EXERCISE AIM
Copy the material below exactly, but only from the line with "Decode this image" onward, the final line included.

ENTRIES SHOWN

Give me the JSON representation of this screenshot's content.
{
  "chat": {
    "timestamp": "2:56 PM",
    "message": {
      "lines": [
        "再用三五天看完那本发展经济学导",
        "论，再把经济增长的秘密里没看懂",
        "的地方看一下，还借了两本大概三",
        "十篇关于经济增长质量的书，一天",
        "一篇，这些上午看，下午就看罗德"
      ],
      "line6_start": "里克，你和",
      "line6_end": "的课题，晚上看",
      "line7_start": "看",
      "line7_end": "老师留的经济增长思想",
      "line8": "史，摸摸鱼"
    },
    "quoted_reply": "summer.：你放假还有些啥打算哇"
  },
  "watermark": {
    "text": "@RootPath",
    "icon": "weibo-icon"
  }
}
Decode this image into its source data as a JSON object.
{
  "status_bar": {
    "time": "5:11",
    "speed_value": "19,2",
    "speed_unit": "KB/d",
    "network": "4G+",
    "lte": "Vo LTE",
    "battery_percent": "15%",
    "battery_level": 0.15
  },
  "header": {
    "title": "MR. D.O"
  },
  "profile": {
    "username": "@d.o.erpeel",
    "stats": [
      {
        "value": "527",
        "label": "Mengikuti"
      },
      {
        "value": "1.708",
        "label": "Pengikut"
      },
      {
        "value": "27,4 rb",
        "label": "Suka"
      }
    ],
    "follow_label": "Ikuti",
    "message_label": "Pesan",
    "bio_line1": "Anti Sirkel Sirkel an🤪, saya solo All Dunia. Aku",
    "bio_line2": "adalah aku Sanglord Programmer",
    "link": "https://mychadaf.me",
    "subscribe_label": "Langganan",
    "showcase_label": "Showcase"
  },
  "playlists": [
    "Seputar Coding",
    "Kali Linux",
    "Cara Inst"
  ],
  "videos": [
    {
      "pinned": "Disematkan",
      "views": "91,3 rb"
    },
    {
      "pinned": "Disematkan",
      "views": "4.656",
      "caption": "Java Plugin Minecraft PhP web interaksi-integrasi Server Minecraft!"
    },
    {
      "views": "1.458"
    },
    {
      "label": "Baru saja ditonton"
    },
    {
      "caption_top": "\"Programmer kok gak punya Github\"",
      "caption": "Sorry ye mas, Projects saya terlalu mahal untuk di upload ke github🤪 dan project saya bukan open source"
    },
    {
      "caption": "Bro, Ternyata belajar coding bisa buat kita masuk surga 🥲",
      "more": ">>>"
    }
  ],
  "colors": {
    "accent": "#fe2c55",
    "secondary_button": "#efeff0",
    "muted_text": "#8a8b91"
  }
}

RESPONSE TO THE EXERCISE
Decode this image into its source data as a JSON object.
{
  "status_bar": {
    "time": "5:11",
    "speed_value": "19,2",
    "speed_unit": "KB/d",
    "network": "4G+",
    "lte": "Vo LTE",
    "battery_percent": "15%",
    "battery_level": 0.15
  },
  "header": {
    "title": "MR. D.O"
  },
  "profile": {
    "username": "@d.o.erpeel",
    "stats": [
      {
        "value": "527",
        "label": "Mengikuti"
      },
      {
        "value": "1.708",
        "label": "Pengikut"
      },
      {
        "value": "27,4 rb",
        "label": "Suka"
      }
    ],
    "follow_label": "Ikuti",
    "message_label": "Pesan",
    "bio_line1": "Anti Sirkel Sirkel an🤪, saya solo All Dunia. Aku",
    "bio_line2": "adalah aku Sanglord Programmer",
    "link": "https://mychadaf.me",
    "subscribe_label": "Langganan",
    "showcase_label": "Showcase"
  },
  "playlists": [
    "Seputar Coding",
    "Kali Linux",
    "Cara Inst"
  ],
  "videos": [
    {
      "pinned": "Disematkan",
      "views": "91,3 rb"
    },
    {
      "pinned": "Disematkan",
      "views": "4.656",
      "caption": "Java Plugin Minecraft PhP web interaksi-integrasi Server Minecraft!"
    },
    {
      "views": "1.458"
    },
    {
      "label": "Baru saja ditonton"
    },
    {
      "caption_top": "\"Programmer kok gak punya Github\"",
      "caption": "Sorry ye mas, Projects saya terlalu mahal untuk di upload ke github🤪 dan project saya bukan open source"
    },
    {
      "caption": "Bro, Ternyata belajar coding bisa buat kita masuk surga 🥲",
      "more": ">>>"
    }
  ],
  "colors": {
    "accent": "#fe2c55",
    "secondary_button": "#efeff0",
    "muted_text": "#8a8b91"
  }
}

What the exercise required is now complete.